Mystery meats: China said it took the step of banning Canadian beef and pork on Tuesday after forged veterinary certificates were uncovered. In response Canada launched a probe into the counterfeit documents Wednesday, with Trade Diversification Minister Jim Carr alluding to tampering. “Somebody is trying to use the Canadian brand to move product into the Chinese market,” said Carr. “We’re taking it seriously and working very hard to get to the bottom of it. We want to know why this is happening, in whose interest this could be, and working with all of our partners to get an answer as fast as possible.” (Toronto Star)
Meanwhile, Beijing issued another stern warning to Canada to “take seriously China’s concerns” and release Huawei telecom executive Meng Wanzhou. (Associated Press)
Mystery meets: Trudeau arrives in Japan for the G20 summit with high hopes that diplomacy can smooth over relations with Beijing, but he’ll be depending on others, in particular the world’s least diplomatic leader, to convey that message for Canada. Since Trudeau is unlikely to get a one-on-one meeting with Chinese President Xi Jinping, aside from cornering him in a hallway, his next best bet is a face-to-face between Xi and Donald Trump. The President has promised to bring up the case of detained Canadians Michael Kovrig and Michael Spavor. But experts will also be watching to see who else Xi wags chins with. As Rohinton Medhora, the president of the Centre for International Governance Innovation told Global News: “Beyond the Trump bilat [bilateral meeting], how many other bilats does he grant? If it turns out that he has very few others, then I wouldn’t read that much into it. On the other hand, if he has half a dozen and Canada isn’t one of them, then I would read something into that.” (Global News)

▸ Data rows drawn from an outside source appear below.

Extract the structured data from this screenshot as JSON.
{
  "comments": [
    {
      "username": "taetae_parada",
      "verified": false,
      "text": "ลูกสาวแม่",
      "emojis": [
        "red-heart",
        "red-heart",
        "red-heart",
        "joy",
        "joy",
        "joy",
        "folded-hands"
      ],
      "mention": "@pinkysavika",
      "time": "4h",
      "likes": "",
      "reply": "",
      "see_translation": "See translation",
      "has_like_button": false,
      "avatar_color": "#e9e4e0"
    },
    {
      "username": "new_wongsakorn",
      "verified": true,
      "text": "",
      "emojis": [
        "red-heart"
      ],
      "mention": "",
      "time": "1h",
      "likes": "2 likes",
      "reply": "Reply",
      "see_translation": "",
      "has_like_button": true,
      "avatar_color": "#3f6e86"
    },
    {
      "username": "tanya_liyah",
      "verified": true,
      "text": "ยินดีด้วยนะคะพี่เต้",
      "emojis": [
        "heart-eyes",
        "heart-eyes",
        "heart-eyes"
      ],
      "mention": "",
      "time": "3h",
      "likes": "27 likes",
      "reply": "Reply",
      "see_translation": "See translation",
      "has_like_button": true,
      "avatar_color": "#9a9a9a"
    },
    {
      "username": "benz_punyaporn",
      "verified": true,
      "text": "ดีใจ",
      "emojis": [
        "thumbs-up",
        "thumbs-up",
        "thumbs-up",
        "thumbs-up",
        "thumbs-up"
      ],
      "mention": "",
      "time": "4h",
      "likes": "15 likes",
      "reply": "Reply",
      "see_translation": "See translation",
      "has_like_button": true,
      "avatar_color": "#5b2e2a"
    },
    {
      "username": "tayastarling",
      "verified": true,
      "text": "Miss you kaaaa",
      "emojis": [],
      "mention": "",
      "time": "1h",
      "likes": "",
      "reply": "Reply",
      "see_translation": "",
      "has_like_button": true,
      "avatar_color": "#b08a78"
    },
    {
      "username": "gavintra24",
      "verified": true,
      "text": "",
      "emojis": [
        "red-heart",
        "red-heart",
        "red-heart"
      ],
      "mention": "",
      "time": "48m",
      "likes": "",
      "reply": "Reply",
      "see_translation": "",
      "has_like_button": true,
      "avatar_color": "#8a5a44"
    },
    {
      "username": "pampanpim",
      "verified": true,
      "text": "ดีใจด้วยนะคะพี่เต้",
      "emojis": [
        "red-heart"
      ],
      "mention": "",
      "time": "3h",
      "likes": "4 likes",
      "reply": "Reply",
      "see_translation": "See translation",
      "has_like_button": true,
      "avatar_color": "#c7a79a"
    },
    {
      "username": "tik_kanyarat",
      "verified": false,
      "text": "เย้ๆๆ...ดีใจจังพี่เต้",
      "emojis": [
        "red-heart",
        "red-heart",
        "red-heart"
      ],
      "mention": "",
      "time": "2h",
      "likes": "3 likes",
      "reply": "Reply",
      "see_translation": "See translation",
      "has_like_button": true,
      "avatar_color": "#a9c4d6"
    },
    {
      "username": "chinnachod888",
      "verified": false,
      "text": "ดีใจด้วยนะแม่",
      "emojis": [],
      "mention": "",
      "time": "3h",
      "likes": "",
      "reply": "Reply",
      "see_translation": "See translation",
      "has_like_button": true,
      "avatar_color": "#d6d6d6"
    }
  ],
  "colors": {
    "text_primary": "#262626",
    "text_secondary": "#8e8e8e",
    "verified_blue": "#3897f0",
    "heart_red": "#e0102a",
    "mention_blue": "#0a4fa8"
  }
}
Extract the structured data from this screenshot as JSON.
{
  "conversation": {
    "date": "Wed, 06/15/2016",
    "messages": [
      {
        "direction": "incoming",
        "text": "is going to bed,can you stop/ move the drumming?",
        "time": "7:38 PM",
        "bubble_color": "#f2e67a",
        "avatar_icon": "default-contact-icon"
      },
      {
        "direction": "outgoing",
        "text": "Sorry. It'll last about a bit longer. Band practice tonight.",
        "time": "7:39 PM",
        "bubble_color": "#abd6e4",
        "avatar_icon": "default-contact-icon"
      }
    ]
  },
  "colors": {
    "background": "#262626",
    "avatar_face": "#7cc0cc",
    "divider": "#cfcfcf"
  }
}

And don’t come back: The Royal Canadian Legion said an extremist group that held an event at its Redvers, Sask. branch will not be allowed to return. “We contacted the branch and put an end to it,” a Legion spokesperson said. “It violates our anti-hate policy. They simply just didn’t know who these guys were. When they found out, started listening to what these guys talk about, they didn’t want them there anymore.” The group, which calls itself the Canadian National Party, says it is close to collecting enough names to register itself with Elections Canada as an official party for the next election—and while there’s nothing Elections Canada can do to stop them, some want that to change. (Maclean’s)
Outlawed: Two international neo-Nazi groups with a presence in Canada have been added to the country’s list of outlawed terrorist organizations. “Small toxic segments of society continue to peddle vile, hateful intolerance,” said Public Safety Minister Ralph Goodale after adding Blood & Honour and Combat 18. Three groups with ties to the Iranian regime were also added to the list. (CBC News)
Tweet transparency: Twitter will create a registry of all political ads that run on the platform during the upcoming election, which puts it in line with new federal election rules. But it won’t accept any political ads during the pre-writ period, which starts June 30 and lasts until the official campaign begins. (Canadian Press)
The women in the Big Blue Tent: The Conservatives are running more women candidates in the upcoming election than ever before, and as Marie-Danielle Smith writes for Postmedia, hopefuls like 27-year-old Claire Rattée, a tattooed hairstylist from Kitimat, are leading the charge:
As the parties switch to campaign mode in anticipation of an October election, the Liberals are expected to try to frame their rivals — whom they lag in the polls — as a party of intolerance that is old, male and out of touch. The candidacies of Rattée and others like her, however, represent the party’s effort to put forward a younger and more female face.
Rattée served a term as a Kitimat municipal councillor after moving to the region from Vancouver at age 19, is running in a riding where longtime NDP incumbent Nathan Cullen’s decision not to seek re-election this fall has created a big political vacuum. She thinks she can win on a promise to encourage resource development and support for the LNG Canada project, which would bring liquid natural gas to port in Kitimat. (Postmedia)